We get a new, context-free scene between Audrey (Sherilyn Fenn) and Charlie (Clark Middleton). She’s still freaking out over “Billy” and he’s still telling her they should go looking to the Roadhouse, even though none of them are actually leaving. Charlie’s infuriating calmness, leading remarks and overall condescension are reminiscent of a doctor treating a patient… is that Lynch’s private joke about married life, or is that what’s literally going on? These scenes feel like snippets of the same tedious, unchanging theatrical routine, with the difference that Audrey finally breaks and starts questioning her existence. “I feel like I’m somewhere else and like I’m somebody else (…) I’m not sure who I am but I’m not me“. Charlie handwaves Audrey’s plight as “Existentialism 101” – again, maybe Lynch’s joke on his audience, maybe an actual clue to Audrey’s situation, which by the way she describes it sounds a lot like Dale Cooper’s.
For the episode’s ending musical act, we get none other than James Hurley (James Marshall), who plays “Just You“… the same song he played 25 years ago in episode two of season two, only with two doll-like backup singers replacing Donna and Maddie. Say what you will about the corny, repetitive lyrics and James’ eerily effete register, but the whole scene is one big melancholy trip down memory lane, and moves Renee (Jessica Szohr) – Shelly’s friend from the ending scene of episode two – to tears. We’re left to wonder whatever happened to Donna, the sequels of James’ motorcycle accident, and the taxation of time over youthful love.
The credits don’t roll just yet: we get one final scene in Big Ed’s Gas Farm, where Ed sits behind his desk quietly sipping some takeout soup from the Double R Diner. He seems to be wrapped up in melancholy ruminations of his own. Like uncle, like nephew. Everybody’s heartbroken in Twin Peaks.

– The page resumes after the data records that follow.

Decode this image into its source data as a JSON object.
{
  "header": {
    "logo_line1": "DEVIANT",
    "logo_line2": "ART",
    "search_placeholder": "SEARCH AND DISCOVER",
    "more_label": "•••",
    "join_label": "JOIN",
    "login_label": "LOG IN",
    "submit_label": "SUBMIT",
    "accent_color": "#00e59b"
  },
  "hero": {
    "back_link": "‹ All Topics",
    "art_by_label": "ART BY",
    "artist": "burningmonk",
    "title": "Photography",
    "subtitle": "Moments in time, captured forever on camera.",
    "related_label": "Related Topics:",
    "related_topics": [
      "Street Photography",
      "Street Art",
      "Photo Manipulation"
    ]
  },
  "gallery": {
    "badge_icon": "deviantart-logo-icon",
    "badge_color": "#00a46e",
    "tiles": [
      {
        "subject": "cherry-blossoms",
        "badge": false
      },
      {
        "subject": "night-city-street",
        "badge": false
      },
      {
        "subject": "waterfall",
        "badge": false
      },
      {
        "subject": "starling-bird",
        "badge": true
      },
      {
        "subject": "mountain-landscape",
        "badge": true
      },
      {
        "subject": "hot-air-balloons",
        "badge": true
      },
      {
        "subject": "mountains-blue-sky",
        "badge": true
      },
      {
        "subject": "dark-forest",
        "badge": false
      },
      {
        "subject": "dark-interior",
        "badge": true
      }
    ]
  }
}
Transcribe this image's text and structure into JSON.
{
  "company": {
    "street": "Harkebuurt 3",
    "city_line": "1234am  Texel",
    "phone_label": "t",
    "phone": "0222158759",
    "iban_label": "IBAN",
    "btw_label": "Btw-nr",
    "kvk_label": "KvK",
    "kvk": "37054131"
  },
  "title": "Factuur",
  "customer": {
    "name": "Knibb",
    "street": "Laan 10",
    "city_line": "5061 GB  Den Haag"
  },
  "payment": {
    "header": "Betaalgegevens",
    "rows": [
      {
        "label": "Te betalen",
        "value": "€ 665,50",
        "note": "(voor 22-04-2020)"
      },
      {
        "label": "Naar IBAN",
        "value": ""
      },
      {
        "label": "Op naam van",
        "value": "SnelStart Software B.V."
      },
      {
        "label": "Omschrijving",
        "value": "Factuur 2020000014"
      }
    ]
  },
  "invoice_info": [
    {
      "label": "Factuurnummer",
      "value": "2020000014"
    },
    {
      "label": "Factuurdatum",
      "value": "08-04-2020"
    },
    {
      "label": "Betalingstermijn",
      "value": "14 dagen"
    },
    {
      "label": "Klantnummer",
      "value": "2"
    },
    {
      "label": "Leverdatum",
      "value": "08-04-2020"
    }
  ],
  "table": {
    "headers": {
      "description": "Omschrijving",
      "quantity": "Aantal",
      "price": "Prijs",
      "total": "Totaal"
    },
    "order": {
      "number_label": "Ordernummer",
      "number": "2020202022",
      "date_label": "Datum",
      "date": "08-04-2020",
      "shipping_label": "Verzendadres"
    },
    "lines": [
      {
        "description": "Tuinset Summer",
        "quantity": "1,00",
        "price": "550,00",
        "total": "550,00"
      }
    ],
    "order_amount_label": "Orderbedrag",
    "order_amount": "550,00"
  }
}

And with that, we’re probably – hopefully – done introducing new characters and plot threads to the show, which is only five episodes from ending for good yet still has a lot to tie up in its hands. It was refreshing to take a breather from the FBI’s Blue Rose task force, the Buckhorn police and the Twin Peaks Sheriff’s Department, and with Cooper’s doppelgänger finally in possession of Briggs’ McGuffin coordinates everybody seems to be on the same page for once. Everybody except Dale Cooper/Dougie Jones, who remains as detached from the plot as he is from reality. What’s it going to take to rope him in and make him snap out of it?
Benjamín Harguindey / Managing Editor, Writer (Mar del Plata, Argentina – 1989) Screenwriter graduated from Universidad del Cine, Buenos Aires. Benja’s worked for EscribiendoCine as a film critic since 2010, covering the Biarritz, San Sebastián and Venice festivals. He judged the CILECT Prize and won several writing & criticism contests. He’s published one novel, Noches de Tartaria (2006).